Ras wrote: ↑
Sat Nov 21, 2020 12:05 pm
New feature idea: pausing tournaments. That would be useful for doing something else that needs processor power in-between, but without aborting the tournament. It could work as follows:
- Upon program start, c-chess-cli could print "press 'p' to pause tournament"
- Pressing the 'p' key for "pause"
- c-chess-cli prints "finishing ongoing games..."
- the ongoing games are finished, but no new ones started
- once all ongoing games have been finished, c-chess-cli prints "tournament paused, press 'r' to resume."
- Restarting would work via pressing 'r'.
- c-chess-cli would print "tournament resumed." and start the next games.
A different key for pause and resume would prevent the user from accidentally double-hitting the pause key and then being unclear about the state. Pressing 'r' before all ongoing games have been finished would just remove the pause state along with printing the "tournament resumed" message.
Another use case is system crashes, or computer switches off (eg. overheating). Or even a power cut. Could be the grid. Or your wife accidently stumbles on the wire while vacuming
So I would rather make the state persist in a tournament file, and be able to resume from that. This will also be much easier to implement than the interactive logic you propose (pausing/resuming threads is easier said than done, don't forget all these threads are busy waiting for blocking I/O). All I need to do is write a file with the argument list, the idx of the next game to play, and the (W,L,D) triplets for each pair.
The difficulty is that ongoing and mis-ordered games are lost, and can't be counted in the idx value. So I must only count the longest sequential sequence of completed games. For example, if we played (0,1,2,5,7,6,3), then (0,1,2,3) can be counted, and the tournament should resume with idx=4. Fortunately, I already have that logic built for sequential PGN output, so I can try to reuse it.
Regarding HGM's flexible concurrency, I think it could be viewed as a natural extension of this. You could specify the concurrency as you resume, overriding the original value. So you start with 8, then hit Ctrl+C, then resume with 6, etc. I would rather do it that way, than changing concurrency on the fly with the program still running, which is over-engineneering IMO.

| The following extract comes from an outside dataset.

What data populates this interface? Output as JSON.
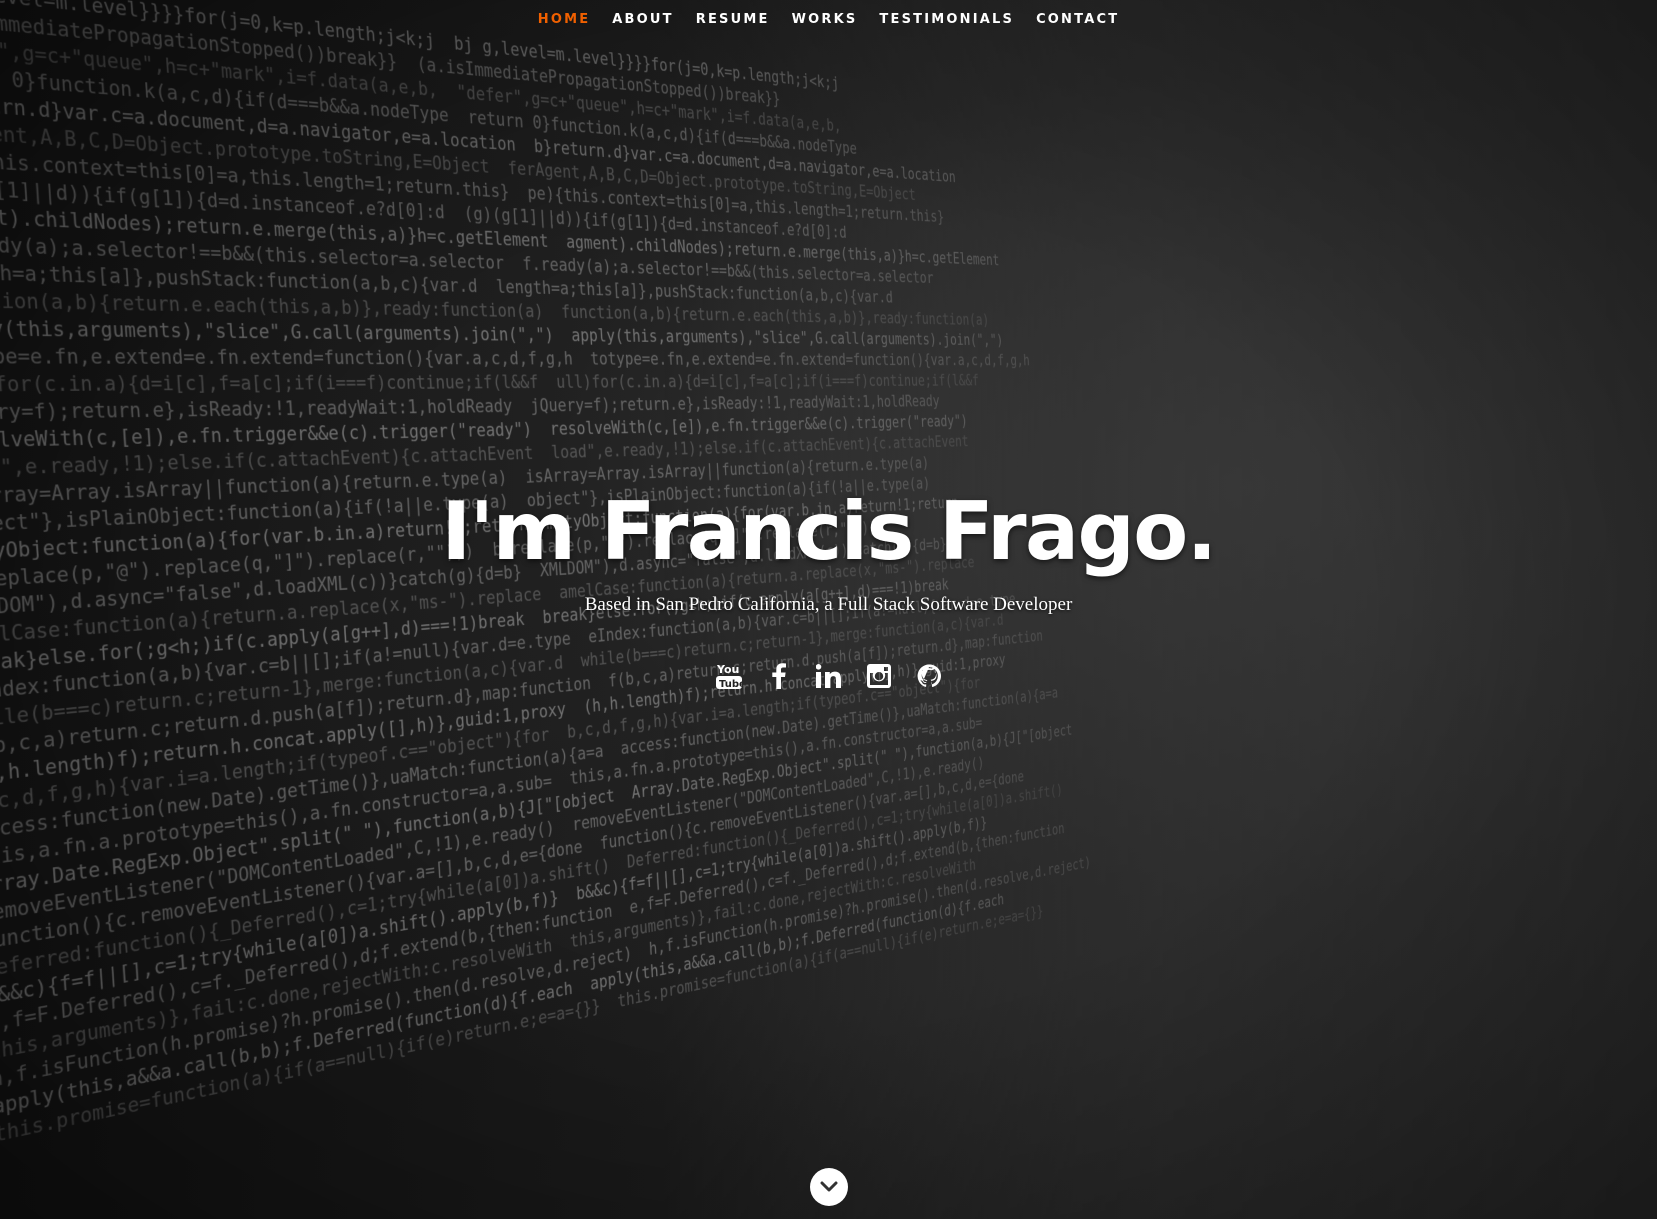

Theory and practice sometimes clash. And when that happens, theory loses. Every single time.